[4] The report of In re Hawaiian Trust Co. in 17 Haw. 523 contains a typographical error at 524. The year "1893" in line three of the opinion should read "1853" instead.

[5] The laws of the Kingdom, not inconsistent with "constitutional principles," were adopted in a Proclamation by the Committee of Safety, January 17, 1893, Laws of the Provisional Government of the Hawaiian Islands, viii. Similar provisions by which existing laws, including the Highways Act of 1892, were adopted by succeeding governments were: Art. 92, Constitution, 1894, § 1 (from Provisional Government to Republic); c. 339 § 6, 31 Stat. 142 (from Republic to Territory); and P.L. 86-3, § 15, 86th Cong. (from Territory to State).

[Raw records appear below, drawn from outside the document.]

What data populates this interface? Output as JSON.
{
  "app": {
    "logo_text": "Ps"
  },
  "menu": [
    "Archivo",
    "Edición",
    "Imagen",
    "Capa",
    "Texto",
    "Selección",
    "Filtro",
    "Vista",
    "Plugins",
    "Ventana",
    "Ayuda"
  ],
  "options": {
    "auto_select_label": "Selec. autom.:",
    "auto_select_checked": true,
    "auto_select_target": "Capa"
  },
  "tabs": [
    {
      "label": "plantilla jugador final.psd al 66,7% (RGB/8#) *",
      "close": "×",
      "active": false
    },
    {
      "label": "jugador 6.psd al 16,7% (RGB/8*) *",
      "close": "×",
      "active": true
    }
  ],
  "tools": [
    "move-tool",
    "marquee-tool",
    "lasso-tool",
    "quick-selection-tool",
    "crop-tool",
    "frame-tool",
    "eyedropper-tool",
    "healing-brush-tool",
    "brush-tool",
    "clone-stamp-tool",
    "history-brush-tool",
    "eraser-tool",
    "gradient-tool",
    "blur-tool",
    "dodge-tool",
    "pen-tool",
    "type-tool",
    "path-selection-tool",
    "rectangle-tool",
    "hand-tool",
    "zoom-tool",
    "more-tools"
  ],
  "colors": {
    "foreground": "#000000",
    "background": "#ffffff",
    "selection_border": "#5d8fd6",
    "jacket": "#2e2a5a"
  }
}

[6] In 1947, the wording of Section 2 of the 1892 Act was refined to distinguish between Territorial or federal-aid highways and county highways. Although the revision omitted the explicit stipulation that all public highways could be abandoned only by due process of law, there was no intention on the part of the Legislature to allow for any abandonment of public highways by the governmental units of the Territory and the counties. This was indicated by the fact that the statute specifically provided that in the case of county highways, a highway could be abandoned by the public only by a formal resolution of the board of supervisors of the city and county or county wherein the county road was situated. Am.L. 1947, c. 142, pt. of s. 1.